[Opening Data section]

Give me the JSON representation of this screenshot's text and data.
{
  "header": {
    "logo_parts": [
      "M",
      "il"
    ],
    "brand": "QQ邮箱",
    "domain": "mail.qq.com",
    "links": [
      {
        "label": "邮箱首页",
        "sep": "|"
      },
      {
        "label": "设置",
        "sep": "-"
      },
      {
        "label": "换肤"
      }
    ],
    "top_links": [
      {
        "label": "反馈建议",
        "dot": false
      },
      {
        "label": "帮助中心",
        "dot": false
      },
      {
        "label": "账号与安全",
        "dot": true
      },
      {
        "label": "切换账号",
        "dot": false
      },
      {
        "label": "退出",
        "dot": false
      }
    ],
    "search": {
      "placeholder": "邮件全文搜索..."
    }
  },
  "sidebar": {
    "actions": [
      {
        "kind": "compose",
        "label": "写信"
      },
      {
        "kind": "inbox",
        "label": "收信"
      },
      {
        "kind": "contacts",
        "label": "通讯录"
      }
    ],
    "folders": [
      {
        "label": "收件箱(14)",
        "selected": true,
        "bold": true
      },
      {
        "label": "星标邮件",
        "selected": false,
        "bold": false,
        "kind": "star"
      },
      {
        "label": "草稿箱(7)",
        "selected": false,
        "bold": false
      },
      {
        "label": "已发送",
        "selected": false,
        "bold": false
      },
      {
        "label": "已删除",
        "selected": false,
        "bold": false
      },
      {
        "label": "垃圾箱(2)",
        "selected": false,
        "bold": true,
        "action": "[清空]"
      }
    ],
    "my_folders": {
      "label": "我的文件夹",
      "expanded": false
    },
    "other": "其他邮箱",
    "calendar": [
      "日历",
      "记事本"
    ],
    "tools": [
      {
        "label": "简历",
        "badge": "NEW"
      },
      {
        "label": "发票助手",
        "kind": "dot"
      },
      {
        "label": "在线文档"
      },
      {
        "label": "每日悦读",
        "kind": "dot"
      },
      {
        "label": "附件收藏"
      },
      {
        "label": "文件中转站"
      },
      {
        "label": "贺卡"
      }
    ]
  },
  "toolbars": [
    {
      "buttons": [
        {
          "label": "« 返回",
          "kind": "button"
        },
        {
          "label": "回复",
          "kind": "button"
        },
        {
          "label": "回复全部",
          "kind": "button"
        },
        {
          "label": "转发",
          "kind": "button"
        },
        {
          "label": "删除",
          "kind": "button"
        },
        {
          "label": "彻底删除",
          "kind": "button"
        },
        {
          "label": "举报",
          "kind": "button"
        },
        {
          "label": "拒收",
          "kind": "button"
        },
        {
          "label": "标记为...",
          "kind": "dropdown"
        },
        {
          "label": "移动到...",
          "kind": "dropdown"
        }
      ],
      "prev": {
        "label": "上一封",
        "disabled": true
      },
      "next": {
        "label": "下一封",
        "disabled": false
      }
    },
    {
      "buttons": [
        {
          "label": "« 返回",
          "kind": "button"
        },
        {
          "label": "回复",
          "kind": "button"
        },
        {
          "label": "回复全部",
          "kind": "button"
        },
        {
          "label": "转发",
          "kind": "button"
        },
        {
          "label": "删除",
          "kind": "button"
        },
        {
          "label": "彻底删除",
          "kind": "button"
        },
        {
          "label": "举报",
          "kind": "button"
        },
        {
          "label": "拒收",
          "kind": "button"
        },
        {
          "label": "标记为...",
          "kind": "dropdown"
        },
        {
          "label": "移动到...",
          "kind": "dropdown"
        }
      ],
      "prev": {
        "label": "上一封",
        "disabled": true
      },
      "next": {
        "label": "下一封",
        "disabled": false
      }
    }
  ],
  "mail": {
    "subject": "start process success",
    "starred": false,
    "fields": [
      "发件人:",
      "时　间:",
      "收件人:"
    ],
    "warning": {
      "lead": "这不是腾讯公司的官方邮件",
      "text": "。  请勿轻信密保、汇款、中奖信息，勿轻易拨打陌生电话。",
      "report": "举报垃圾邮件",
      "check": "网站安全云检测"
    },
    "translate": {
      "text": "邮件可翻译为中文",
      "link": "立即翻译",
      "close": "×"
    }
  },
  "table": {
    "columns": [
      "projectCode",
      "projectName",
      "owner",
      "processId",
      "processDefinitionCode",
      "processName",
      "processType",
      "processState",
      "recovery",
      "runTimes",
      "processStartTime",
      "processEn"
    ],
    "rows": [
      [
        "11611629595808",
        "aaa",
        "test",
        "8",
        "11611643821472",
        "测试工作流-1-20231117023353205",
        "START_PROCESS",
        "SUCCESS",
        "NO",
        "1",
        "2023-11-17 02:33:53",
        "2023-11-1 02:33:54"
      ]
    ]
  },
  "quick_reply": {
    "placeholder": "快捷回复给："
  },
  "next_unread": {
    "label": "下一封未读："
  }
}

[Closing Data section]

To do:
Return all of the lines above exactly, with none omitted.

Response:
Give me the JSON representation of this screenshot's text and data.
{
  "header": {
    "logo_parts": [
      "M",
      "il"
    ],
    "brand": "QQ邮箱",
    "domain": "mail.qq.com",
    "links": [
      {
        "label": "邮箱首页",
        "sep": "|"
      },
      {
        "label": "设置",
        "sep": "-"
      },
      {
        "label": "换肤"
      }
    ],
    "top_links": [
      {
        "label": "反馈建议",
        "dot": false
      },
      {
        "label": "帮助中心",
        "dot": false
      },
      {
        "label": "账号与安全",
        "dot": true
      },
      {
        "label": "切换账号",
        "dot": false
      },
      {
        "label": "退出",
        "dot": false
      }
    ],
    "search": {
      "placeholder": "邮件全文搜索..."
    }
  },
  "sidebar": {
    "actions": [
      {
        "kind": "compose",
        "label": "写信"
      },
      {
        "kind": "inbox",
        "label": "收信"
      },
      {
        "kind": "contacts",
        "label": "通讯录"
      }
    ],
    "folders": [
      {
        "label": "收件箱(14)",
        "selected": true,
        "bold": true
      },
      {
        "label": "星标邮件",
        "selected": false,
        "bold": false,
        "kind": "star"
      },
      {
        "label": "草稿箱(7)",
        "selected": false,
        "bold": false
      },
      {
        "label": "已发送",
        "selected": false,
        "bold": false
      },
      {
        "label": "已删除",
        "selected": false,
        "bold": false
      },
      {
        "label": "垃圾箱(2)",
        "selected": false,
        "bold": true,
        "action": "[清空]"
      }
    ],
    "my_folders": {
      "label": "我的文件夹",
      "expanded": false
    },
    "other": "其他邮箱",
    "calendar": [
      "日历",
      "记事本"
    ],
    "tools": [
      {
        "label": "简历",
        "badge": "NEW"
      },
      {
        "label": "发票助手",
        "kind": "dot"
      },
      {
        "label": "在线文档"
      },
      {
        "label": "每日悦读",
        "kind": "dot"
      },
      {
        "label": "附件收藏"
      },
      {
        "label": "文件中转站"
      },
      {
        "label": "贺卡"
      }
    ]
  },
  "toolbars": [
    {
      "buttons": [
        {
          "label": "« 返回",
          "kind": "button"
        },
        {
          "label": "回复",
          "kind": "button"
        },
        {
          "label": "回复全部",
          "kind": "button"
        },
        {
          "label": "转发",
          "kind": "button"
        },
        {
          "label": "删除",
          "kind": "button"
        },
        {
          "label": "彻底删除",
          "kind": "button"
        },
        {
          "label": "举报",
          "kind": "button"
        },
        {
          "label": "拒收",
          "kind": "button"
        },
        {
          "label": "标记为...",
          "kind": "dropdown"
        },
        {
          "label": "移动到...",
          "kind": "dropdown"
        }
      ],
      "prev": {
        "label": "上一封",
        "disabled": true
      },
      "next": {
        "label": "下一封",
        "disabled": false
      }
    },
    {
      "buttons": [
        {
          "label": "« 返回",
          "kind": "button"
        },
        {
          "label": "回复",
          "kind": "button"
        },
        {
          "label": "回复全部",
          "kind": "button"
        },
        {
          "label": "转发",
          "kind": "button"
        },
        {
          "label": "删除",
          "kind": "button"
        },
        {
          "label": "彻底删除",
          "kind": "button"
        },
        {
          "label": "举报",
          "kind": "button"
        },
        {
          "label": "拒收",
          "kind": "button"
        },
        {
          "label": "标记为...",
          "kind": "dropdown"
        },
        {
          "label": "移动到...",
          "kind": "dropdown"
        }
      ],
      "prev": {
        "label": "上一封",
        "disabled": true
      },
      "next": {
        "label": "下一封",
        "disabled": false
      }
    }
  ],
  "mail": {
    "subject": "start process success",
    "starred": false,
    "fields": [
      "发件人:",
      "时　间:",
      "收件人:"
    ],
    "warning": {
      "lead": "这不是腾讯公司的官方邮件",
      "text": "。  请勿轻信密保、汇款、中奖信息，勿轻易拨打陌生电话。",
      "report": "举报垃圾邮件",
      "check": "网站安全云检测"
    },
    "translate": {
      "text": "邮件可翻译为中文",
      "link": "立即翻译",
      "close": "×"
    }
  },
  "table": {
    "columns": [
      "projectCode",
      "projectName",
      "owner",
      "processId",
      "processDefinitionCode",
      "processName",
      "processType",
      "processState",
      "recovery",
      "runTimes",
      "processStartTime",
      "processEn"
    ],
    "rows": [
      [
        "11611629595808",
        "aaa",
        "test",
        "8",
        "11611643821472",
        "测试工作流-1-20231117023353205",
        "START_PROCESS",
        "SUCCESS",
        "NO",
        "1",
        "2023-11-17 02:33:53",
        "2023-11-1 02:33:54"
      ]
    ]
  },
  "quick_reply": {
    "placeholder": "快捷回复给："
  },
  "next_unread": {
    "label": "下一封未读："
  }
}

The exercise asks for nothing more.